▶ _Directions_
Find every line below with the string "structured" and pick it out.
++++ Supplied material
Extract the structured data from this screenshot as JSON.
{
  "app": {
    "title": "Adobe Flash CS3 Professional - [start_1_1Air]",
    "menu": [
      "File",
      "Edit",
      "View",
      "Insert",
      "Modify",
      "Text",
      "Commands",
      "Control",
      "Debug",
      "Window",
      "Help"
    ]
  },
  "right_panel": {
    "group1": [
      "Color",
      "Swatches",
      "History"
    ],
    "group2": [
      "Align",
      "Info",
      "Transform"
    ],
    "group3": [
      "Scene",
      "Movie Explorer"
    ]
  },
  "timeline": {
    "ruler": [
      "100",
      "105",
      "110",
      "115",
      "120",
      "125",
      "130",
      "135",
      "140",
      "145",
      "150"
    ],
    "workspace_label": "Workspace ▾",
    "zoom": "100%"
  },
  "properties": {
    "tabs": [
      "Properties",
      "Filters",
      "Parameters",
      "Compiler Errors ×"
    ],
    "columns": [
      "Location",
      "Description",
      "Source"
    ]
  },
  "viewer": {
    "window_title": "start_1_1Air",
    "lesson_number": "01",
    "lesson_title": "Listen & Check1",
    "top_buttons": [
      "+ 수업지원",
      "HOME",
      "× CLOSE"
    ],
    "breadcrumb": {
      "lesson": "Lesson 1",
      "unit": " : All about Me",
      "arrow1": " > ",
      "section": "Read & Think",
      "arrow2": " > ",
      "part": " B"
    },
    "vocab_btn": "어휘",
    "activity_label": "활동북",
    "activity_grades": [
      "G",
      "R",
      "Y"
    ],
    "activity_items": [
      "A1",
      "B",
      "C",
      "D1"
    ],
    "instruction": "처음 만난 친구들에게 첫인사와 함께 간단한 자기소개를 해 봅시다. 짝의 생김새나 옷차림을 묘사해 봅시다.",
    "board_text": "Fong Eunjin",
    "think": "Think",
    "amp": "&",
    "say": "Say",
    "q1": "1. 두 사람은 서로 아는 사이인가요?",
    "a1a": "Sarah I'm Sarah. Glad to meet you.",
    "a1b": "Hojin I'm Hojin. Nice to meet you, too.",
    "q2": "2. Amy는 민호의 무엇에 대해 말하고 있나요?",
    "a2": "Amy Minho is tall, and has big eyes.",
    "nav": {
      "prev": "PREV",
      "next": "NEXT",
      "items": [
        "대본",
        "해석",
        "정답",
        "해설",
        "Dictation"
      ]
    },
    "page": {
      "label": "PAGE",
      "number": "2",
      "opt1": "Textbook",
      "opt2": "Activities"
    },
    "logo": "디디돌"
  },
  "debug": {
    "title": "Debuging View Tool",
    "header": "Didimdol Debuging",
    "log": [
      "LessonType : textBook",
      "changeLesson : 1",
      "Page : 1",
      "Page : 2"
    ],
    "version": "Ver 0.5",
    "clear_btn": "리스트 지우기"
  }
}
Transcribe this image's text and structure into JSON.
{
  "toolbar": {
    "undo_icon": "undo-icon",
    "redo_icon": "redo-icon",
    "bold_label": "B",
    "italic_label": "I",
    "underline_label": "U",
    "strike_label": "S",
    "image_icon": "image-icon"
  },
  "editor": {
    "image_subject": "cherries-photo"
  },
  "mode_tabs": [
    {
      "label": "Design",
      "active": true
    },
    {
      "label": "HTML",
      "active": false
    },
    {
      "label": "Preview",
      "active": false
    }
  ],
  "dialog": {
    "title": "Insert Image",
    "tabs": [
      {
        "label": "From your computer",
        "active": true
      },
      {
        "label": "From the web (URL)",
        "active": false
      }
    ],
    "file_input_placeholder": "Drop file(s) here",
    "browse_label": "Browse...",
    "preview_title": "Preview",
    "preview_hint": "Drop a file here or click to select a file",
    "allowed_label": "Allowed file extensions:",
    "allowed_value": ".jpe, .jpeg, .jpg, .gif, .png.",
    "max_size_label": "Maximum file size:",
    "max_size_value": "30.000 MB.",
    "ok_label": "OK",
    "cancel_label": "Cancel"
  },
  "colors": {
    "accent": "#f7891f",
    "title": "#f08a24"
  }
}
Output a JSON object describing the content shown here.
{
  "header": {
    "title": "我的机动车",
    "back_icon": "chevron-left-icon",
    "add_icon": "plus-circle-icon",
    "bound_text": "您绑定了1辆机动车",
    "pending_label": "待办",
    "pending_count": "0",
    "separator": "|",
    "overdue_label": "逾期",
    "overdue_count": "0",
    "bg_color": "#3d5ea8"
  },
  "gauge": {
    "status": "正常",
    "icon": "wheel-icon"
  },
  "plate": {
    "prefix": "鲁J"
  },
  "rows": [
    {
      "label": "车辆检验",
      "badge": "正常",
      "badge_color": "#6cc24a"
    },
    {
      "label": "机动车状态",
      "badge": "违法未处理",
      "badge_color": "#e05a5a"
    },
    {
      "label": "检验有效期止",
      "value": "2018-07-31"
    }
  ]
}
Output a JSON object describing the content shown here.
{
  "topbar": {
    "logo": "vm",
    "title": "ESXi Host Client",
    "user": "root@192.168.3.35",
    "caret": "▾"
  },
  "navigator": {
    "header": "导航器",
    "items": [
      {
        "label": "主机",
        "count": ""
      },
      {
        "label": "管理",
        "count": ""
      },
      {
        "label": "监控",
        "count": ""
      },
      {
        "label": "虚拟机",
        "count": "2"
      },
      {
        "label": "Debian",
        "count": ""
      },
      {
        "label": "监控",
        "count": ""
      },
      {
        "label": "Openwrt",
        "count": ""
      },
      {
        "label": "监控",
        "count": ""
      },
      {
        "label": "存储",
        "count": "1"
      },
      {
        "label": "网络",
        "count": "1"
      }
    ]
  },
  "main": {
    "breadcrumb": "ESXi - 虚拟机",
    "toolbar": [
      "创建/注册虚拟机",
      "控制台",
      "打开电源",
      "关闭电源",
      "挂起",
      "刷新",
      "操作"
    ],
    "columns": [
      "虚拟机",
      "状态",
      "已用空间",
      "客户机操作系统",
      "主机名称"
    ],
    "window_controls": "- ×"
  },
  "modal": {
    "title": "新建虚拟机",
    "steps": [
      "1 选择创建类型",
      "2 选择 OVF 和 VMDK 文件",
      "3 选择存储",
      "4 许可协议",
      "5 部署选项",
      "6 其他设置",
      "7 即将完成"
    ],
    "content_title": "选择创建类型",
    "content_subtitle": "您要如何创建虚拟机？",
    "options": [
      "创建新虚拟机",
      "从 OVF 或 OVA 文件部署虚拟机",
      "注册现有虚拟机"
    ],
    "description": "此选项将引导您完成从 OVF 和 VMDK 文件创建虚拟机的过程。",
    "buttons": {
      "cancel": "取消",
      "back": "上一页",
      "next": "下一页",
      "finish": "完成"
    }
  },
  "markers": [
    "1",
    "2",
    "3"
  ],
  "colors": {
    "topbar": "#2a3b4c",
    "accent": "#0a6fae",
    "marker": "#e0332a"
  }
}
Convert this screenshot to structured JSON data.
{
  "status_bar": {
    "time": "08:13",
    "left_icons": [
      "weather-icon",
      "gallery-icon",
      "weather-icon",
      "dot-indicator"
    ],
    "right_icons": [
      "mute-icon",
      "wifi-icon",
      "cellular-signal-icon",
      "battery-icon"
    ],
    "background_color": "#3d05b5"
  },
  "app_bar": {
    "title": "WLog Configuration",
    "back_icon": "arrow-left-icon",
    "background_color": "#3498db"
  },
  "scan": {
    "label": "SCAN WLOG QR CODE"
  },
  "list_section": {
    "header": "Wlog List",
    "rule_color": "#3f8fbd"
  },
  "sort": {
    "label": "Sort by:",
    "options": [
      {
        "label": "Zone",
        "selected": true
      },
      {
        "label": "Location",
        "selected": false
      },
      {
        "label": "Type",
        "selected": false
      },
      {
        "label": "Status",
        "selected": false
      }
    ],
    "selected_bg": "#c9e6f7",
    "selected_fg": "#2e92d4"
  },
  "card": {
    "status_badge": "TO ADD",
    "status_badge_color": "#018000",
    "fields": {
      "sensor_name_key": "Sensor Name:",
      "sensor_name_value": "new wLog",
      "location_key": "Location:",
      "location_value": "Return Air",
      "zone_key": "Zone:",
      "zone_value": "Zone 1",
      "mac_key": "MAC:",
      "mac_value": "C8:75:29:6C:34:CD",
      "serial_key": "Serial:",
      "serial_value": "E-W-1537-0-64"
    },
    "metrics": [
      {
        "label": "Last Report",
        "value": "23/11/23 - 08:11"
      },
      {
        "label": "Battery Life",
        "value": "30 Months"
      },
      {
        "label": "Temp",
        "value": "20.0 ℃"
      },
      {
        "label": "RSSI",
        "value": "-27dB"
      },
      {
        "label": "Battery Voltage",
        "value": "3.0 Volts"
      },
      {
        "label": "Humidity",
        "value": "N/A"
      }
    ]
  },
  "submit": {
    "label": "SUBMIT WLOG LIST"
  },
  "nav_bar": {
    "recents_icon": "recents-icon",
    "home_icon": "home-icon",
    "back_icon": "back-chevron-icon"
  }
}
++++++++
▶ _Exercise answer_
Extract the structured data from this screenshot as JSON.
Convert this screenshot to structured JSON data.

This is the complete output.